Bali bans plastic: Can Indonesia achieve its goals or fail like South Africa and India?

Plastic pollution
Plastic waste Pixabay

After struck by the horrible tsunami on Saturday night, December 22 that killed at least 429 people and affected the rim of Sunda Strait, the most popular tourist destination in Indonesia, Bali, has enacted a ban on single-use plastics such as shopping bags, styrofoam and straws to fight water pollution on Tuesday, December 25.

As per the reports, Bali governor Wayan Koster announced that the newly introduced policy aims for a 70 percent reduction in Bali's marine plastics within a year. This newly introduced policy carries a six-month grace period dating from Friday, December 21, when it was signed and took effect.

"This policy is aimed at producers, distributors, suppliers and business actors, including individuals, to suppress the use of single-use plastics.
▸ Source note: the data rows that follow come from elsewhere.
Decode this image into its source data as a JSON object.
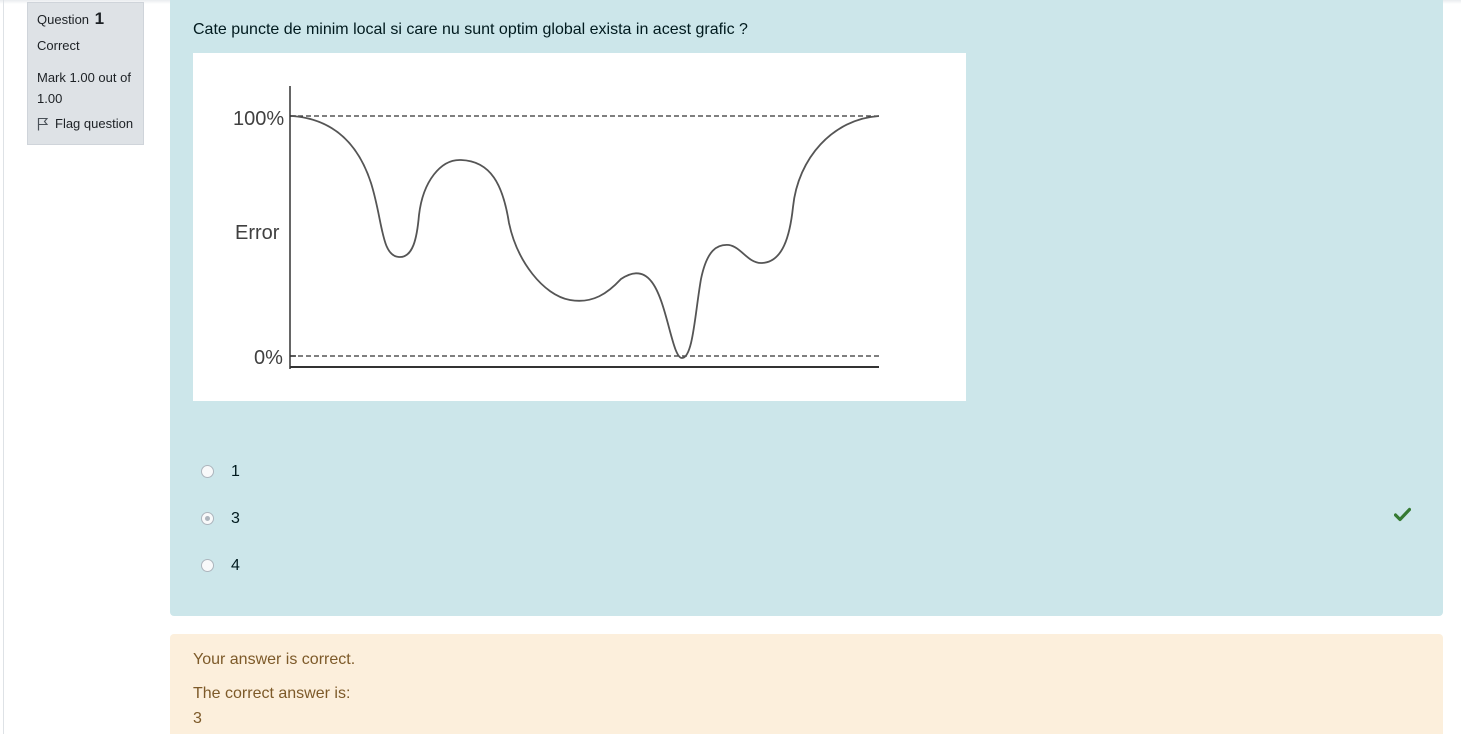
{
  "question_info": {
    "question_label": "Question",
    "question_number": "1",
    "state": "Correct",
    "grade": "Mark 1.00 out of 1.00",
    "flag_label": "Flag question"
  },
  "question": {
    "text": "Cate puncte de minim local si care nu sunt optim global exista in acest grafic ?",
    "figure": {
      "y_tick_top": "100%",
      "y_label": "Error",
      "y_tick_bottom": "0%"
    },
    "answers": [
      {
        "label": "1",
        "selected": false
      },
      {
        "label": "3",
        "selected": true
      },
      {
        "label": "4",
        "selected": false
      }
    ],
    "correct_icon": "check-icon",
    "correct_color": "#357a32"
  },
  "feedback": {
    "outcome": "Your answer is correct.",
    "right_answer_label": "The correct answer is:",
    "right_answer_value": "3"
  },
  "colors": {
    "question_bg": "#cce6ea",
    "feedback_bg": "#fcefdc",
    "info_bg": "#dee2e6"
  }
}
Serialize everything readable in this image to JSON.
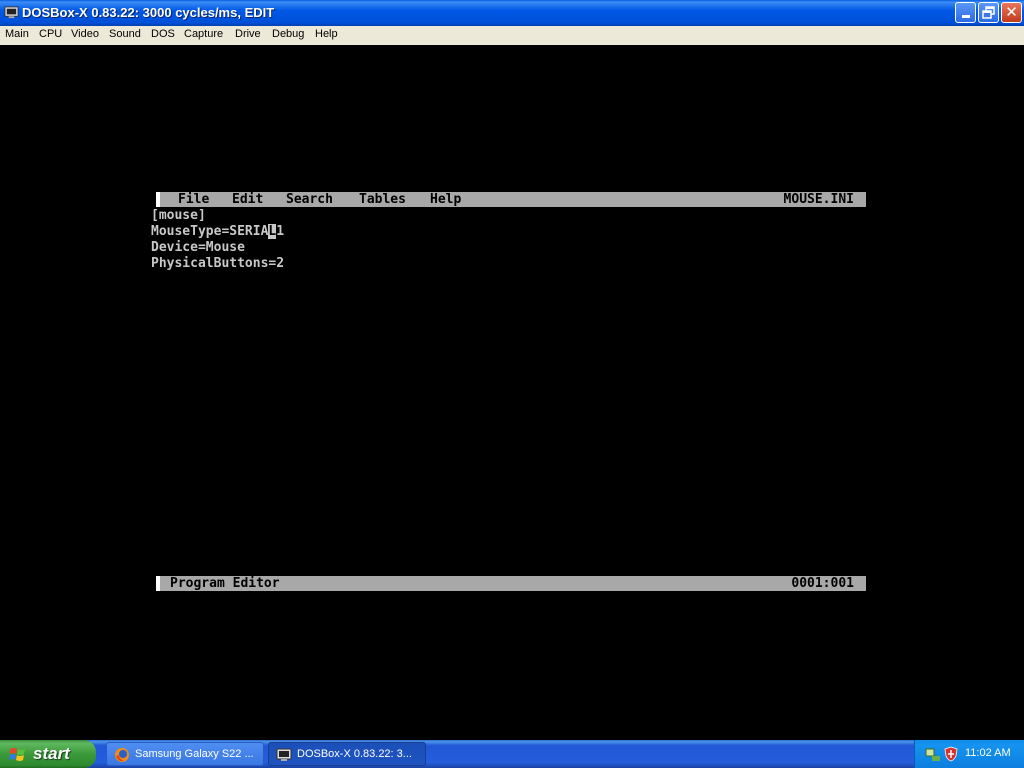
{
  "window": {
    "title": "DOSBox-X 0.83.22: 3000 cycles/ms, EDIT"
  },
  "menubar": {
    "items": [
      "Main",
      "CPU",
      "Video",
      "Sound",
      "DOS",
      "Capture",
      "Drive",
      "Debug",
      "Help"
    ]
  },
  "editor": {
    "menu": [
      "File",
      "Edit",
      "Search",
      "Tables",
      "Help"
    ],
    "filename": "MOUSE.INI",
    "lines": [
      {
        "before": "[mouse]",
        "cursor": "",
        "after": ""
      },
      {
        "before": "MouseType=SERIA",
        "cursor": "L",
        "after": "1"
      },
      {
        "before": "Device=Mouse",
        "cursor": "",
        "after": ""
      },
      {
        "before": "PhysicalButtons=2",
        "cursor": "",
        "after": ""
      }
    ],
    "status_label": "Program Editor",
    "position": "0001:001"
  },
  "taskbar": {
    "start_label": "start",
    "tasks": [
      {
        "label": "Samsung Galaxy S22 ...",
        "icon": "firefox-icon",
        "active": false
      },
      {
        "label": "DOSBox-X 0.83.22: 3...",
        "icon": "dosbox-icon",
        "active": true
      }
    ],
    "clock": "11:02 AM"
  },
  "colors": {
    "titlebar_blue": "#0058e6",
    "dos_bar_gray": "#a8a8a8",
    "dos_text": "#c8c8c8",
    "start_green": "#3a9a3a"
  }
}
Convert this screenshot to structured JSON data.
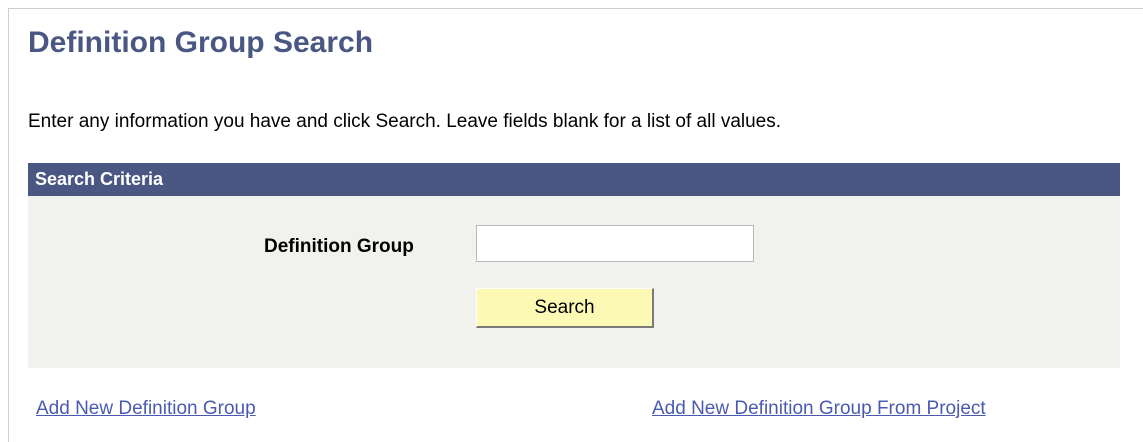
{
  "page": {
    "title": "Definition Group Search",
    "instructions": "Enter any information you have and click Search. Leave fields blank for a list of all values."
  },
  "search_criteria": {
    "header": "Search Criteria",
    "definition_group_label": "Definition Group",
    "definition_group_value": "",
    "search_button_label": "Search"
  },
  "links": {
    "add_new": "Add New Definition Group",
    "add_new_from_project": "Add New Definition Group From Project"
  },
  "colors": {
    "title": "#4a5783",
    "header_bar": "#4a5783",
    "panel_background": "#f1f2ed",
    "button_background": "#fbf9b3",
    "link": "#4a5ab0"
  }
}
They must substitute plastics with other materials," he stated as quoted by tribunnews.

Koster also added that if anyone disobeys the ban "we will take action, like not extending their business permit."

Experts have stated that it is difficult to say from where exactly the trash came but they believe that 80 percent of these have originated from the island, as the waste materials from hotels and villages are often dumped in rivers, which then carry the trash out to sea. During coastal tides and currents, the trash finds its way back to the resort island's beaches.

Last year, Indonesia launched a national action plan, pledging up to US$1 billion to reduce the waste in its waters by 70 percent by 2025.

After Bali now Jakarta also plans to cut the percentage of plastic waste and as per the Jakarta Environmental Agency head Isnawa Adji, they had already agreed on this idea. A survey conducted by the Indonesia Plastic Bags Diet Movement, more than 90 percent of Jakarta's residents have agreed to reduce their use of plastic.

Indonesia is not the first country to ban or reduce the use of plastic. In Africa, more than 15 countries have either banned them or put a tax. China placed a ban on all thin plastic bags and began requiring retailers to charge a tax on thicker bags in 2008, before the Beijing Olympics. There are other Asian countries, which put a ban on plastic use and these are Bangladesh, Cambodia, Hong Kong, India, Malaysia and Taiwan.

However, it should be noted that in India, especially in metropolitan cities like Bangalore and Mumbai, people are less interested to follow the law as they feel that plastic bags are more convenient when it comes to shopping.

In 2003, South Africa also said that plastic bags are their 'national flower' due to their overwhelming presence in trees and bushes. But after the ban, while the usage of the plastic bags dropped 90 percent, its illegal use has increased gradually.

However, now the point is, the people of Indonesia have to understand the seriousness of movement and follow the law, otherwise the plan, introduced by the government will turn into a failure.

This article was first published on December 26, 2018